8. Nothing is ever totally off the record.
If you do not want a fact to be published, don't talk about it. The journalist's job is to scoop their competitors. If you say “nobody knows this yet and you can't publish it”, you may find yourself reading all about it the following day even if what you said was “off the record”. Take no risks unless you know the person well.
9. If you are not happy with what a journalist has written, let them know your opinion.
Even when you take into account all these points, it is always possible that a journalist may publish an article that you do not like or is erroneous or misleading. Tell them your opinion, whether at the time or, even better, when they call you again. If you are uncomfortable about doing this, ask your communications team to do it for you.
10. When taking part in a video or broadcast, be clear and specific.
Stick to short sentences (subject+verb+predicate) and restate the question in your answers. For instance, in response to the question “What is new about X…?”, your reply should be “What is new about X is... ”
11. Make use of your communications team.
Remember that the communications department is there to help you and that you should keep them informed about your relationships with journalists and your attendance at events that may be worth publicising, whether through the traditional media or on newer channels, such as web pages and the social networks.

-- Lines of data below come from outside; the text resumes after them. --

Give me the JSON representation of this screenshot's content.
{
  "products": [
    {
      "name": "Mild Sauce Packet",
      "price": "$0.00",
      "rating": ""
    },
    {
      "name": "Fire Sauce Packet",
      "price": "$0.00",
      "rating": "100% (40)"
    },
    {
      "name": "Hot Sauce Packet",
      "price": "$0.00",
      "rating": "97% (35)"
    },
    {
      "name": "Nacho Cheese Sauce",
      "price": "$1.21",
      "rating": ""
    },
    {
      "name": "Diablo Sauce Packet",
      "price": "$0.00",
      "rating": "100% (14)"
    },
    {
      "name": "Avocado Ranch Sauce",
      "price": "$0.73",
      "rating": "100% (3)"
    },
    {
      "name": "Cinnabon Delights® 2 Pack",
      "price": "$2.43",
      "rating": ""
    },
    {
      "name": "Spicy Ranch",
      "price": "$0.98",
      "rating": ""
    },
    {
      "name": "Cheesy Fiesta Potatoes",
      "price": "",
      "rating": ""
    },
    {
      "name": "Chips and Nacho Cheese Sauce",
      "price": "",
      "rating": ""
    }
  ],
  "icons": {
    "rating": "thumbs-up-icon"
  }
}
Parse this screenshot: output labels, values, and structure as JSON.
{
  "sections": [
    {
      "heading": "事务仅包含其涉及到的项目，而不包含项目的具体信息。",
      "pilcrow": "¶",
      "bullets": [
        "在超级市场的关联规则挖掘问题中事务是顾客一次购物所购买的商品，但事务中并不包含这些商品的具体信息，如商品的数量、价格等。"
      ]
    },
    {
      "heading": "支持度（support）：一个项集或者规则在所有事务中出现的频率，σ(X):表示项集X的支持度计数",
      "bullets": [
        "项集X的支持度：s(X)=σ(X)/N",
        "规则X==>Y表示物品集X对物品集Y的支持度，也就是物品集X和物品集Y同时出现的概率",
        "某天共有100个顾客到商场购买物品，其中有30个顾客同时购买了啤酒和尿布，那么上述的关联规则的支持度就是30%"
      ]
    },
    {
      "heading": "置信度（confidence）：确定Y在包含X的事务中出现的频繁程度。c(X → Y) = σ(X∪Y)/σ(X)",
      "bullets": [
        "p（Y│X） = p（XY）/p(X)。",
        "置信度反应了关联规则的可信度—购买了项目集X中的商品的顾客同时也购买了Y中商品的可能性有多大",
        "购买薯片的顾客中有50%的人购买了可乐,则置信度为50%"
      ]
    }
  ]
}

On June 25 2014, Beatriz Fiestas, Communications Coordinator at ISGlobal, will give the seminar "How to Deal with the Media. More Than Just Ten Commandments for Understanding Journalists". Acces to the talk is free.